CANNES, France (AP) -- Leaders of the world's 20 most powerful economies failed to agree on how to increase the firepower of the International Monetary Fund, so that it can help stem the European debt crisis, though they acknowledged its resources should be boosted.
The leaders struggled to reach concrete resolutions at their summit in the French resort of Cannes that has focused on Greece's political turmoil and worries about Italy that are threatening the world economy.
``It's important that the IMF sees its resources reinforced,'' European Commission President Jose Manuel Barroso told reporters.
European Council President Herman Van Rompuy, left, and European Commission President Jose Manuel Barroso participate in a media conference at a G20 summit in Cannes, France on Friday. (AP-Yonhap News)
He said that Italy had also asked the IMF for help monitoring its budgetary and structural reforms. Doubts have grown over whether Italian Prime Minister Silvio Berlusconi will have the political strength to implement promised reform measures meant to revive the country's lackluster economy and bring down its massive debt.
Leaders of the world's biggest economies were focusing on strengthening the IMF as they scrambled for ways to help Europe contain its raging debt crisis without worsening their own money troubles.
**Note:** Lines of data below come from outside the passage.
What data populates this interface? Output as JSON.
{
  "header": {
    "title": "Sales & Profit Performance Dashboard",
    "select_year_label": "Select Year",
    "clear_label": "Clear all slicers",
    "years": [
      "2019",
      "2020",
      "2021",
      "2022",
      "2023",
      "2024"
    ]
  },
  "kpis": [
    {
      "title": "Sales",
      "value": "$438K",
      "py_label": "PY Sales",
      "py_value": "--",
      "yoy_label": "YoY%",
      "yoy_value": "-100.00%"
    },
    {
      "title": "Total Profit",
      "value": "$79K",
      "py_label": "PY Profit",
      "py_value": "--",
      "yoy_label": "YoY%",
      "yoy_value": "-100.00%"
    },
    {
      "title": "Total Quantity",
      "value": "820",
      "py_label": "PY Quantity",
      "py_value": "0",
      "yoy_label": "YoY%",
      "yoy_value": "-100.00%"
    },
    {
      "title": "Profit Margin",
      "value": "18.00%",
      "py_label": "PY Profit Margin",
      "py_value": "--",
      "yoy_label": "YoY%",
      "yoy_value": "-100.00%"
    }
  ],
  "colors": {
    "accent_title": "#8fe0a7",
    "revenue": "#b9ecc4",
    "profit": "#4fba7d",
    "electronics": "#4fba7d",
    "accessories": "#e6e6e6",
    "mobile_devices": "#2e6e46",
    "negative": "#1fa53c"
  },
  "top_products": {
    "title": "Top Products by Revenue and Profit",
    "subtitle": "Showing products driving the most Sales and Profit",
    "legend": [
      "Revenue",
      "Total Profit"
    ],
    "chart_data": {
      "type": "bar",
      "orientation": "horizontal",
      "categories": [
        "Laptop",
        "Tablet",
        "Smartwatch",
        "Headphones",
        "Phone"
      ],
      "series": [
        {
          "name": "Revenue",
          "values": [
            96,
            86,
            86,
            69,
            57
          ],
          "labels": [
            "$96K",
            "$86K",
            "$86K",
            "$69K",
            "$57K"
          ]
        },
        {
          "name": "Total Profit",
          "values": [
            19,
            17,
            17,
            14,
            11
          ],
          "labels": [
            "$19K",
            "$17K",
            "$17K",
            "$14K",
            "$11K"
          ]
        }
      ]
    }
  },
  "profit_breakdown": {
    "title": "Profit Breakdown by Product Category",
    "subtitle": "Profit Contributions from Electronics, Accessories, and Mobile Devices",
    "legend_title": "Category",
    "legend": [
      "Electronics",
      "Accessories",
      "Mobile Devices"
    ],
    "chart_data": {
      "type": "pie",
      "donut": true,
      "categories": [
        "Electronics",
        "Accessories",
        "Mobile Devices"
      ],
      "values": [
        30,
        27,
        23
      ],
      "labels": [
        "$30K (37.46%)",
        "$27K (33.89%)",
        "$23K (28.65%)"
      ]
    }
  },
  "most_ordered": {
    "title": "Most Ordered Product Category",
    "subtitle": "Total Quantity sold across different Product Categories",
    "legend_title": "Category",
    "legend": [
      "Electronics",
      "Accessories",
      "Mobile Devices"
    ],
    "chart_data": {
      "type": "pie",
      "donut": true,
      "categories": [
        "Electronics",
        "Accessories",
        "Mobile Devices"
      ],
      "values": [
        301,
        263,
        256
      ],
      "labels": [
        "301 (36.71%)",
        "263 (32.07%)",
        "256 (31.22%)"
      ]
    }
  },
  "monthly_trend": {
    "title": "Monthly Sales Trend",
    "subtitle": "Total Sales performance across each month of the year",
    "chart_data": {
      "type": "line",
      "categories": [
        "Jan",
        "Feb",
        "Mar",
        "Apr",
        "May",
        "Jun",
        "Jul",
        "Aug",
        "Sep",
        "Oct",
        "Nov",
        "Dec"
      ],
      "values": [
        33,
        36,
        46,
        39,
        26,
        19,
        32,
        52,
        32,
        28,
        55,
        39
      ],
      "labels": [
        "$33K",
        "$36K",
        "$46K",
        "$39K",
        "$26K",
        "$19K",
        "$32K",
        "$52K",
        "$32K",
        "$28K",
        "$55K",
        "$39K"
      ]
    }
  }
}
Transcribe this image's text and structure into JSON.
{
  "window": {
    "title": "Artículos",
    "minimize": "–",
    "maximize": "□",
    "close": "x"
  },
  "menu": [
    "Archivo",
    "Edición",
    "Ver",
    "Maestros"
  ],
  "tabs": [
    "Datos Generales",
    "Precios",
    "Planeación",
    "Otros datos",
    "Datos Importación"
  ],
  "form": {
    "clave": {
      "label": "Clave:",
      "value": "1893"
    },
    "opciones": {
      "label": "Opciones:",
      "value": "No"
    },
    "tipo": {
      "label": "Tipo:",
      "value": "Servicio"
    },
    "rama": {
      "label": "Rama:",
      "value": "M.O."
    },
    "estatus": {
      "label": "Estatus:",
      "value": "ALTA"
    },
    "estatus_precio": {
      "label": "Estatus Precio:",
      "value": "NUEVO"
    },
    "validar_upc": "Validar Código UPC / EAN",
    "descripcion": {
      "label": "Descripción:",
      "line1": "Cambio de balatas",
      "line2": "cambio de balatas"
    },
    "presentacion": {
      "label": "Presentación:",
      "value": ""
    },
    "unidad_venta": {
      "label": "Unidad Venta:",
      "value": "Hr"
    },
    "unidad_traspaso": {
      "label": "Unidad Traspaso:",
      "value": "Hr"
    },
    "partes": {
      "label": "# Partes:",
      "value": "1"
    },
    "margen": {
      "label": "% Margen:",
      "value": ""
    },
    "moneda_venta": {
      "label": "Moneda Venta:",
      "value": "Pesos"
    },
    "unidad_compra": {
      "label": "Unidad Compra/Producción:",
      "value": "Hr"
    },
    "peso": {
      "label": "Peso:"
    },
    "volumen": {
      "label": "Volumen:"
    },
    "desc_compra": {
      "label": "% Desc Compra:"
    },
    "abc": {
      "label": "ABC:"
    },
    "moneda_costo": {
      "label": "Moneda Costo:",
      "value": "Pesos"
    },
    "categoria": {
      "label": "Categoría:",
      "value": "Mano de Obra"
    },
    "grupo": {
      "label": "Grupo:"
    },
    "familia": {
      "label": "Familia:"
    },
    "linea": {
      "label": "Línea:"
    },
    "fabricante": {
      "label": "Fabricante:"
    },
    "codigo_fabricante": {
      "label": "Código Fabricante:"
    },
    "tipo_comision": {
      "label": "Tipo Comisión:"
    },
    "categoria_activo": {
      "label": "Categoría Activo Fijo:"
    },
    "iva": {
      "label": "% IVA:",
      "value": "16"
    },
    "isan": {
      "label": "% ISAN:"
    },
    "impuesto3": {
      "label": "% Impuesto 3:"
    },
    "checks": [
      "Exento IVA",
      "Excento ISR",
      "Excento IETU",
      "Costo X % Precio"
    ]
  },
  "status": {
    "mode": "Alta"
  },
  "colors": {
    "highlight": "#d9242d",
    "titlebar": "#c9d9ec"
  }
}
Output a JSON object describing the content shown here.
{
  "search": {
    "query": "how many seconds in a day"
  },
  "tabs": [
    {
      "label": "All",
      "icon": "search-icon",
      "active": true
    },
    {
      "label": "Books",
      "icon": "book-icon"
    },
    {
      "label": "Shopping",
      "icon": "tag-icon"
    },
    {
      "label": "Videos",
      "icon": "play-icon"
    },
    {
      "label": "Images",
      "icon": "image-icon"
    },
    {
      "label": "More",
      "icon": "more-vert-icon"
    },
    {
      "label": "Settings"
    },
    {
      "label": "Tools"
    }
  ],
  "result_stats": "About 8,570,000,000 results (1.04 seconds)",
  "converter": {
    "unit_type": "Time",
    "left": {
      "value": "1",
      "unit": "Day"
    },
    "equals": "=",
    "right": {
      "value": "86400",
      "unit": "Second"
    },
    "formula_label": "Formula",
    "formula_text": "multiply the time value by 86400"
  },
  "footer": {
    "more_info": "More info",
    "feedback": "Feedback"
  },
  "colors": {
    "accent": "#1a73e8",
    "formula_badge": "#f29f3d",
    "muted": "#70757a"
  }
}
European and non-European countries disagree about how to better use the IMF _ the institution that was set up as the lender of last resort for struggling governments after World War II _ to help.
With their own finances already stretched from bailing out Greece, Ireland and Portugal _ and traditional allies like the United States wrestling with their own problems _ eurozone countries are looking to the IMF to use its resources and rescue experience to help prevent the debt crisis from spreading to large economies like Italy and Spain.
But within the IMF, the powers have shifted.
Until two years ago, the IMF _ dominated by the traditional powers in Europe and the U.S. _ mostly applied the painful adjustment programs that are attached to its financial lifelines to poor and emerging economies in Asia, Latin America and Africa.
Now, it's growing powers like China, Brazil and South Africa that have to decide whether helping Europe is a worthy investment.